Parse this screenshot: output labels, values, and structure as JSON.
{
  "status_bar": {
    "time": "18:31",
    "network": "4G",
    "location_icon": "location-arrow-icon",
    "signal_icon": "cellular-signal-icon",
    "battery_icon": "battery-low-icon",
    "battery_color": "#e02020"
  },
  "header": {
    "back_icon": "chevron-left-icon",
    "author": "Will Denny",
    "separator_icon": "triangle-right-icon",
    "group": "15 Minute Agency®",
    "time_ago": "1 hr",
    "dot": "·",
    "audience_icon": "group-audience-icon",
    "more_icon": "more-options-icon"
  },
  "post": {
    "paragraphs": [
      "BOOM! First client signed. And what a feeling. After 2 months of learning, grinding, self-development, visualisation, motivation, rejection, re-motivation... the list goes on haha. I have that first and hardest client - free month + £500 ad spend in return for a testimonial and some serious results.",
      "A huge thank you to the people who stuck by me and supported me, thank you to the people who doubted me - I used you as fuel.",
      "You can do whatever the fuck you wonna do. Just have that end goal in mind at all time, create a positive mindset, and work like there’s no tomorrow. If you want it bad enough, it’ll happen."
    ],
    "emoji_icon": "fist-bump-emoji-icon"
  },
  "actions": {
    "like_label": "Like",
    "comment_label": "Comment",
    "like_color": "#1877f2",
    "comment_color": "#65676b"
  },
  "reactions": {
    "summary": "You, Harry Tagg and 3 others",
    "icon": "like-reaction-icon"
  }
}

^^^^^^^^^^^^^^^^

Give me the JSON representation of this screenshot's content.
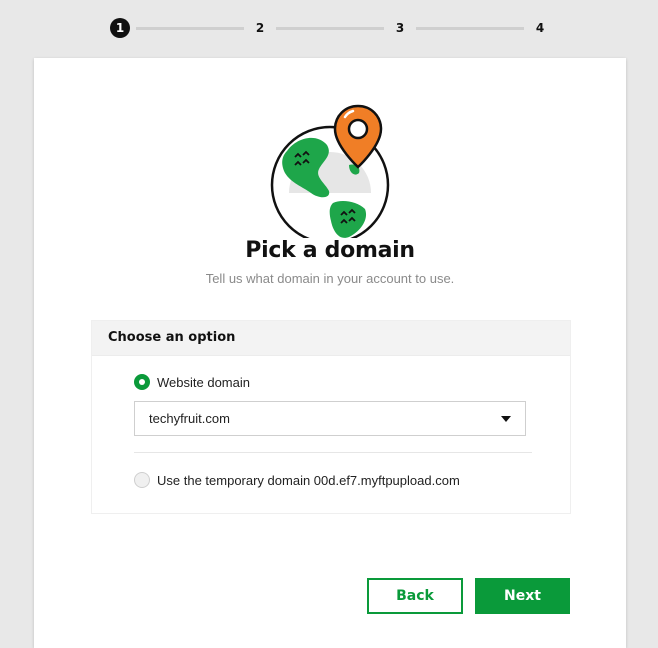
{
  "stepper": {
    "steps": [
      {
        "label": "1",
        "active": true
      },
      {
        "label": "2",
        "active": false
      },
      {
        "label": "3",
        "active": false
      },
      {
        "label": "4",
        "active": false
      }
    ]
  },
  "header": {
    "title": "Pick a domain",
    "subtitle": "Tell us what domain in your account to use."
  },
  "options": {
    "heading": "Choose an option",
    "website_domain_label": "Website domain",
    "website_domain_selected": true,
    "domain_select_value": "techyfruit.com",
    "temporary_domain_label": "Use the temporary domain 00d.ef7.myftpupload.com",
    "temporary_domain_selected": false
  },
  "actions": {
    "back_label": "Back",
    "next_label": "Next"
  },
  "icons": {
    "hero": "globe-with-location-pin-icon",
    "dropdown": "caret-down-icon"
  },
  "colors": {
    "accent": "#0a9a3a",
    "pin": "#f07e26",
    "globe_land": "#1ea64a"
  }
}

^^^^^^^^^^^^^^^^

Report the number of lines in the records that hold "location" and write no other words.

2